Interests of the companies in the dispute are to mine the land that was purchased, and the Town of Sardinia seeks to retain its rights regarding mining control within the town, as upheld by the New York State Court of Appeals, and to maintain the best interests of the citizen majority.[12][13]


Gernatt Asphalt Products, Inc. is a mining company that is part of the Gernatt Family of Companies, headquartered in Collins, New York. The company was founded by Daniel R. Gernatt, Sr. in 1961.[14]

Court's holding[edit]

The New York State Court of Appeals decided that local zoning laws were not included in the New York State's Mined Land Reclamation Law,[15] and that the Town of Sardinia did not violate Open Meetings Law.[13][16] Therefore, municipalities in New York State maintain the right to exercise reasonable police powers to completely prevent mining.[17]

Later actions[edit]

In 1998, attorneys for Gernatt Asphalt Products were met at the New York Supreme Court by the Town of Sardinia's attorneys and an attorney for the DEC after Gernatt's requested a new hearing to obtain a DEC permit to mine in Sardinia.[18] The mining permit was originally denied by the DEC in 1993, and the company sought to pre-date the permit in order that it would precede both the original permit denial and the Town's new laws banning mining.[18] By 1998, the company had spent more than $5,000,000 to obtain the permit.[18] In 2007, the Town's Zoning Appeals Board granted the company a mining permit after 14 years of legal battles by the Town's Board.[19]
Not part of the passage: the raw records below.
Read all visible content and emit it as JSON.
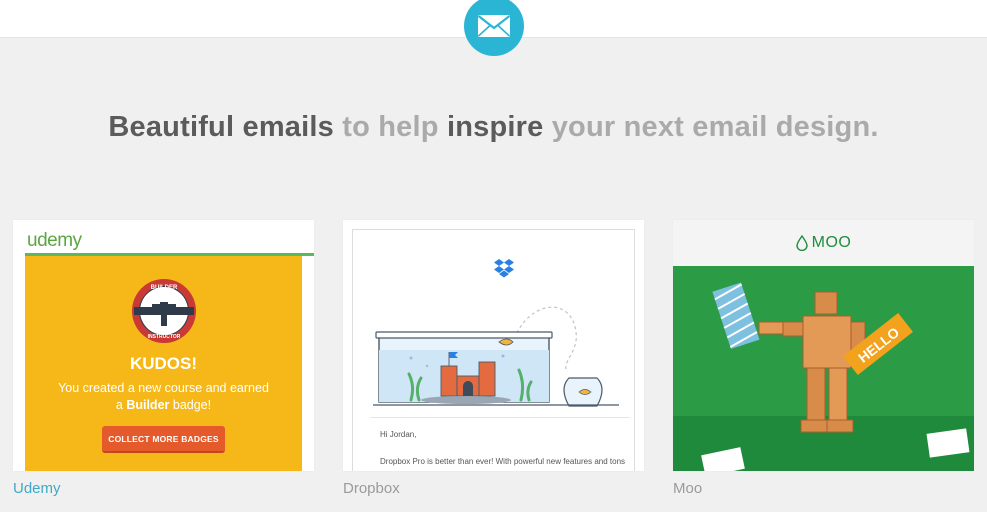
{
  "header": {
    "icon": "envelope-icon",
    "accent_color": "#2bb5d4"
  },
  "headline": {
    "part1": "Beautiful emails",
    "part2": " to help ",
    "part3": "inspire",
    "part4": " your next email design."
  },
  "cards": [
    {
      "caption": "Udemy",
      "logo": "udemy",
      "badge_top": "BUILDER",
      "badge_bottom": "INSTRUCTOR",
      "title": "KUDOS!",
      "message_line1": "You created a new course and earned",
      "message_line2_pre": "a ",
      "message_line2_bold": "Builder",
      "message_line2_post": " badge!",
      "button": "COLLECT MORE BADGES",
      "brand_color": "#f6b818"
    },
    {
      "caption": "Dropbox",
      "logo_icon": "dropbox-icon",
      "greeting": "Hi Jordan,",
      "body": "Dropbox Pro is better than ever! With powerful new features and tons of space, now's a great time to make Dropbox Pro the home"
    },
    {
      "caption": "Moo",
      "logo": "MOO",
      "logo_icon": "drop-icon",
      "sign_text": "HELLO",
      "brand_color": "#249340"
    }
  ]
}
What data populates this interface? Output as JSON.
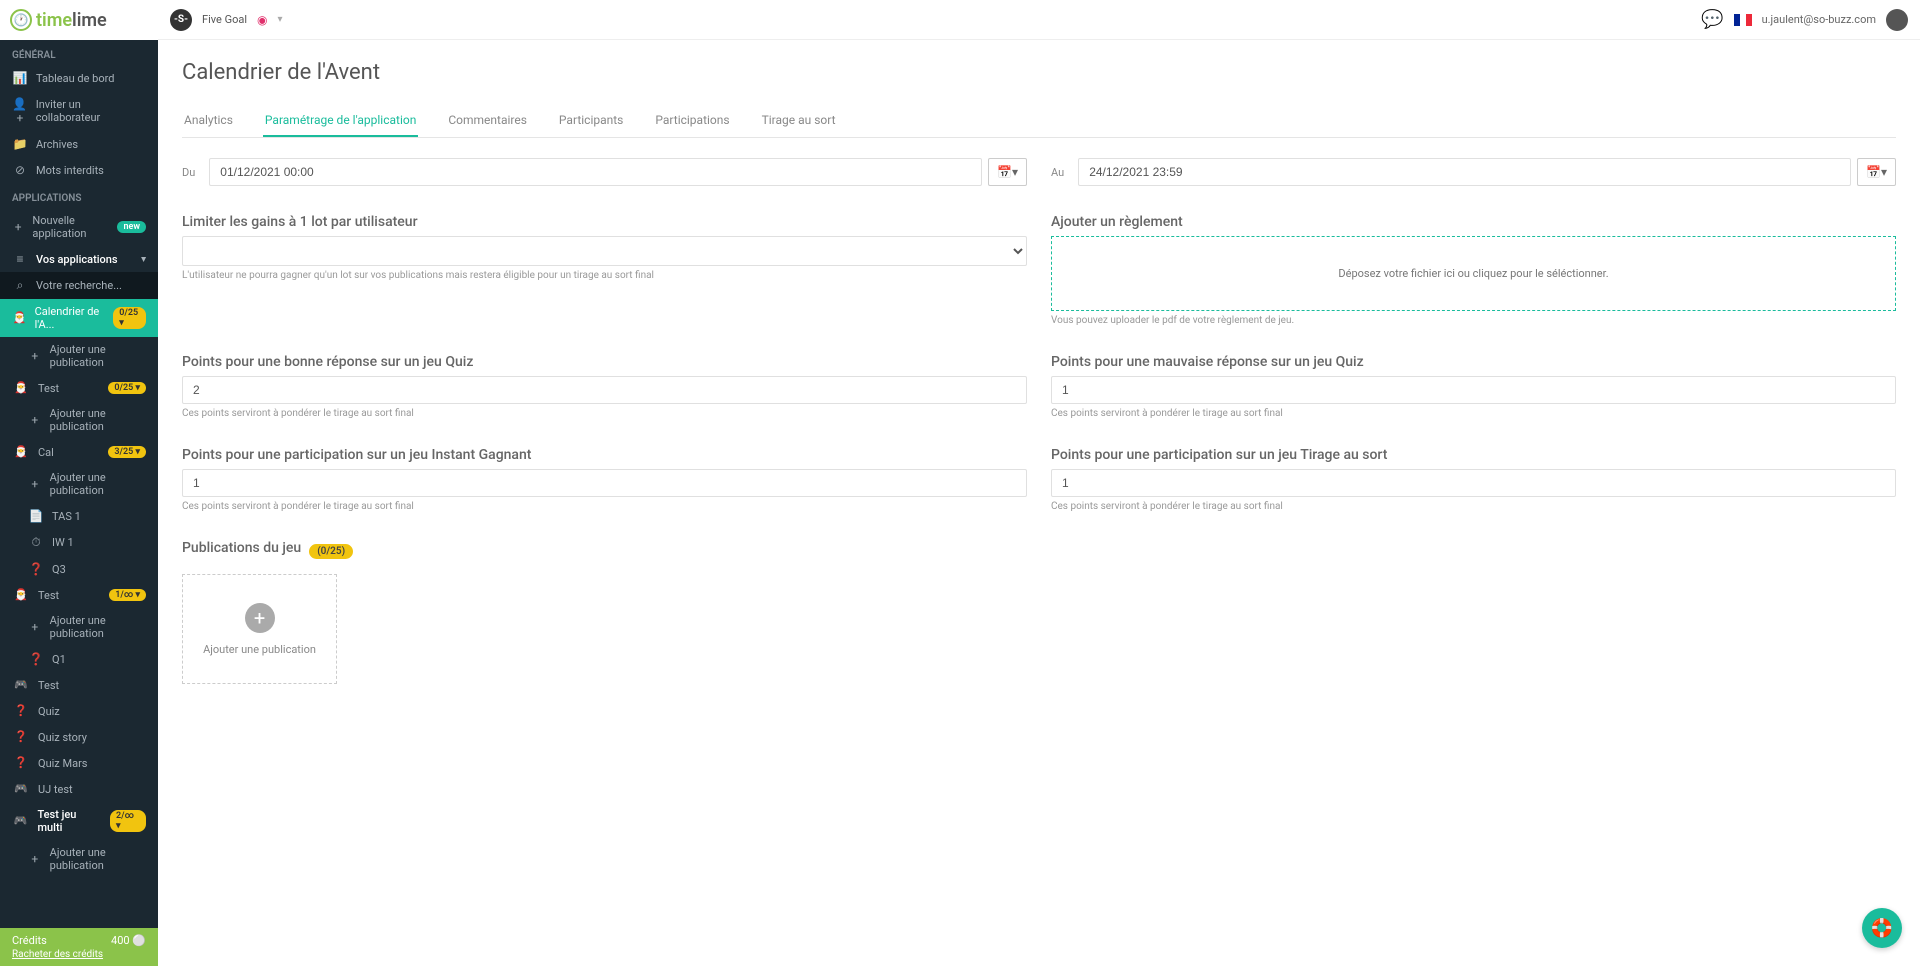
{
  "brand": {
    "name_g": "time",
    "name_d": "lime"
  },
  "header": {
    "account_name": "Five Goal",
    "account_initial": "-S-",
    "user_email": "u.jaulent@so-buzz.com"
  },
  "sidebar": {
    "general_title": "GÉNÉRAL",
    "general": [
      {
        "icon": "📊",
        "label": "Tableau de bord"
      },
      {
        "icon": "👤+",
        "label": "Inviter un collaborateur"
      },
      {
        "icon": "📁",
        "label": "Archives"
      },
      {
        "icon": "⊘",
        "label": "Mots interdits"
      }
    ],
    "apps_title": "APPLICATIONS",
    "new_app_label": "Nouvelle application",
    "new_badge": "new",
    "your_apps_label": "Vos applications",
    "search_placeholder": "Votre recherche...",
    "apps": [
      {
        "icon": "🎅",
        "label": "Calendrier de l'A...",
        "badge": "0/25 ▾",
        "active": true,
        "children": [
          {
            "icon": "+",
            "label": "Ajouter une publication"
          }
        ]
      },
      {
        "icon": "🎅",
        "label": "Test",
        "badge": "0/25 ▾",
        "children": [
          {
            "icon": "+",
            "label": "Ajouter une publication"
          }
        ]
      },
      {
        "icon": "🎅",
        "label": "Cal",
        "badge": "3/25 ▾",
        "children": [
          {
            "icon": "+",
            "label": "Ajouter une publication"
          },
          {
            "icon": "📄",
            "label": "TAS 1"
          },
          {
            "icon": "⏱",
            "label": "IW 1"
          },
          {
            "icon": "❓",
            "label": "Q3"
          }
        ]
      },
      {
        "icon": "🎅",
        "label": "Test",
        "badge": "1/∞ ▾",
        "children": [
          {
            "icon": "+",
            "label": "Ajouter une publication"
          },
          {
            "icon": "❓",
            "label": "Q1"
          }
        ]
      },
      {
        "icon": "🎮",
        "label": "Test"
      },
      {
        "icon": "❓",
        "label": "Quiz"
      },
      {
        "icon": "❓",
        "label": "Quiz story"
      },
      {
        "icon": "❓",
        "label": "Quiz Mars"
      },
      {
        "icon": "🎮",
        "label": "UJ test"
      },
      {
        "icon": "🎮",
        "label": "Test jeu multi",
        "badge": "2/∞ ▾",
        "bold": true,
        "children": [
          {
            "icon": "+",
            "label": "Ajouter une publication"
          }
        ]
      }
    ],
    "credits_label": "Crédits",
    "credits_value": "400 ⚪",
    "buy_credits": "Racheter des crédits"
  },
  "page": {
    "title": "Calendrier de l'Avent",
    "tabs": [
      "Analytics",
      "Paramétrage de l'application",
      "Commentaires",
      "Participants",
      "Participations",
      "Tirage au sort"
    ],
    "active_tab": 1,
    "date_from_label": "Du",
    "date_from": "01/12/2021 00:00",
    "date_to_label": "Au",
    "date_to": "24/12/2021 23:59",
    "limit_title": "Limiter les gains à 1 lot par utilisateur",
    "limit_help": "L'utilisateur ne pourra gagner qu'un lot sur vos publications mais restera éligible pour un tirage au sort final",
    "rules_title": "Ajouter un règlement",
    "rules_drop": "Déposez votre fichier ici ou cliquez pour le séléctionner.",
    "rules_help": "Vous pouvez uploader le pdf de votre règlement de jeu.",
    "points_quiz_good_title": "Points pour une bonne réponse sur un jeu Quiz",
    "points_quiz_good_value": "2",
    "points_quiz_bad_title": "Points pour une mauvaise réponse sur un jeu Quiz",
    "points_quiz_bad_value": "1",
    "points_instant_title": "Points pour une participation sur un jeu Instant Gagnant",
    "points_instant_value": "1",
    "points_tirage_title": "Points pour une participation sur un jeu Tirage au sort",
    "points_tirage_value": "1",
    "points_help": "Ces points serviront à pondérer le tirage au sort final",
    "pubs_title": "Publications du jeu",
    "pubs_badge": "(0/25)",
    "pubs_add": "Ajouter une publication"
  }
}
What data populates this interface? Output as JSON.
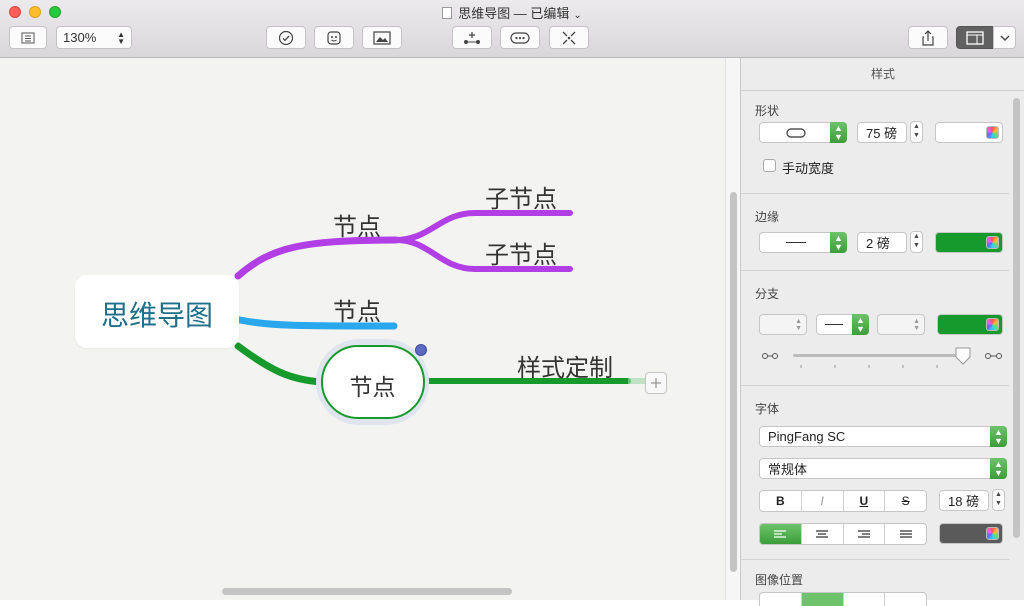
{
  "window": {
    "title": "思维导图 — 已编辑"
  },
  "toolbar": {
    "zoom": "130%"
  },
  "mindmap": {
    "root": "思维导图",
    "branches": [
      {
        "label": "节点",
        "children": [
          "子节点",
          "子节点"
        ]
      },
      {
        "label": "节点"
      },
      {
        "label": "节点",
        "children": [
          "样式定制"
        ]
      }
    ],
    "colors": {
      "purple": "#b23ee6",
      "blue": "#2aa8ee",
      "green": "#169a2c",
      "root_text": "#1f6f8b"
    }
  },
  "inspector": {
    "title": "样式",
    "shape": {
      "heading": "形状",
      "size": "75 磅",
      "manual_width": "手动宽度"
    },
    "border": {
      "heading": "边缘",
      "width": "2 磅",
      "color": "#169a2c"
    },
    "branch": {
      "heading": "分支",
      "color": "#169a2c"
    },
    "font": {
      "heading": "字体",
      "family": "PingFang SC",
      "style": "常规体",
      "size": "18 磅",
      "bold": "B",
      "italic": "I",
      "underline": "U",
      "strike": "S",
      "color": "#5a5a5a"
    },
    "image_position": {
      "heading": "图像位置"
    }
  }
}
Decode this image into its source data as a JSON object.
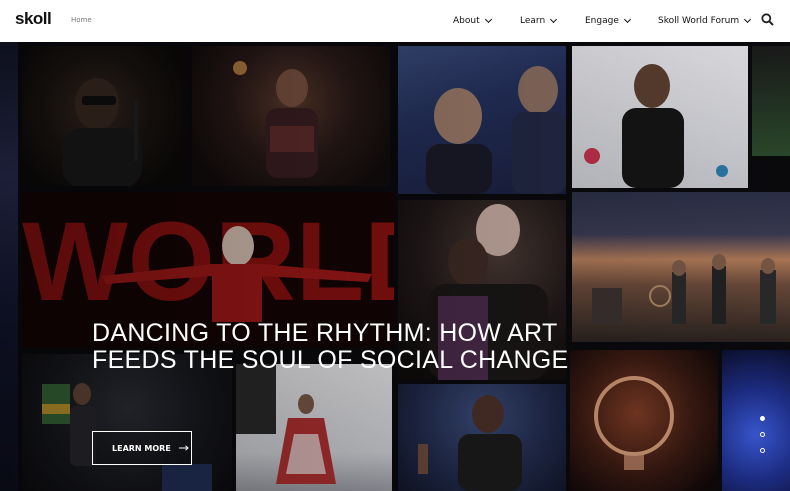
{
  "header": {
    "logo": "skoll",
    "breadcrumb": "Home",
    "nav": [
      {
        "label": "About"
      },
      {
        "label": "Learn"
      },
      {
        "label": "Engage"
      },
      {
        "label": "Skoll World Forum"
      }
    ],
    "search_icon": "search-icon"
  },
  "hero": {
    "headline": "DANCING TO THE RHYTHM: HOW ART FEEDS THE SOUL OF SOCIAL CHANGE",
    "cta_label": "LEARN MORE",
    "background_word": "WORLD",
    "slides": 3,
    "active_slide": 1
  },
  "colors": {
    "header_bg": "#ffffff",
    "text_dark": "#111111",
    "hero_text": "#ffffff",
    "stage_red": "#8a1010"
  }
}
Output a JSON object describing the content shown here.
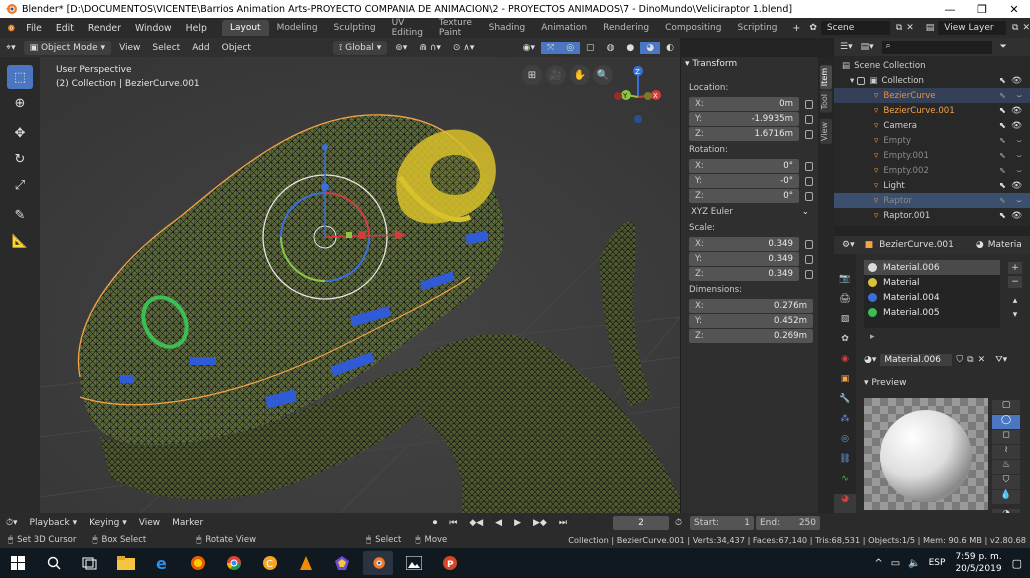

  1. ^ a b "Gernatt Asphalt Prods., Inc. v. Town of Sardinia, 87 N.Y.2d 668, 664 N.E.2d 1226, 642 N.Y.S.2d 164". 28 March 1996. Missing or empty |url= (help)
  2. ^ a b Buyer, B. (15 December 1992). "Jan. 6 scoping session to air bid for Chaffee gravel mine". Buffalo News (Buffalo, NY). Retrieved 29 October 2013.
  3. ^ a b c d Buyer, B. (16 August 1993). "Sardinia to mull ban on new gravel mines; town board sets hearing on amendment aimed at Gernatt co". Buffalo News (Buffalo, NY). Retrieved 28 January 2014.
  4. ^ a b Buyer, B. (20 May 1993). "Sardinia to discuss gravel plan; Gernatt Asphalt seeks permit to excavate". Buffalo News (Buffalo, NY). Retrieved 28 January 2014.
  5. ^ a b c Buyer, B. (14 June 1996). "Town to ask court to halt mining by Gernatt Asphalt". Buffalo News (Buffalo, NY). Retrieved 28 January 2014.
  6. ^ Buyer, B. (13 July 1992). "Firm seeks 100-year gravel mine permit". Buffalo News (Buffalo, NY). Retrieved 29 October 2013.
  7. ^ a b Buyer, B. (26 November 1993). "Impact study sought on CID enlargement - Farm Bureau says landfill has history of substandard operation". Buffalo News (Buffalo, NY). Retrieved 29 October 2013.
  8. ^ "Erie legislature joins gravel-mine opposition". Buffalo News (Buffalo, NY). 25 February 1993.
  9. ^ Buyer, B. (12 February 1994). "A rocky problem in Sardinia". Buffalo News (Buffalo, NY)/Berkshire Hathaway.
  10. ^ Fallon, J. (1995). "Gernatt Asphalt Products, Inc. v. Town of Sardinia, 208 A.D.2d 139". New York Court of Appeals, 4th Dept. Retrieved 30 January 2014.
  11. ^ a b Ploetz, E. (19 December 2007). "Water system controversy continues to swirl in Chaffee". McClatchy - Tribune Business News (Washington, DC). Retrieved 26 October 2013.
  12. ^ a b Buyer, B. (17 October 1997). "Town board rejects Vacco's offer to mediate gravel mining dispute". Buffalo News (Buffalo, NY). Retrieved 28 October 2013.
  13. ^ a b Siler, P. (2012). "Hydraulic fracturing in the Marcellus shale: The need for legislative amendments to New York's mineral resources law". St.John's Law Review, 86(1), 351-385. Retrieved 28 October 2013.
  14. ^ "Daniel R. Gernatt Sr., 97, entrepreneur, horseman". The Buffalo News. May 7, 2014. Retrieved 18 November 2014.
  15. ^ Polley, J.C. (2013). "Uncertainty for the energy industry: A fractured look at home rule". Energy Law Journal, 34(1), 261-290. Missing or empty |url= (help)
  16. ^
  17. ^ "The Environmental Law Institute and the American Law Institute continuing legal education group holds a teleconference on the role of localities and the public in shaping drilling's future". Political Transcript Wire/CQ Roll Call, Inc. (Lanham, MD). 14 January 2013.
  18. ^ a b c Gernatt in court again on Sardinia mining issue, Buffalo News, 3 April 1998
  19. ^ Ploetz, Elmer (15 November 2007), Town finds it's on both sides of suit: Sardinia, McClatchy-Tribune Business News (Washington, DC)/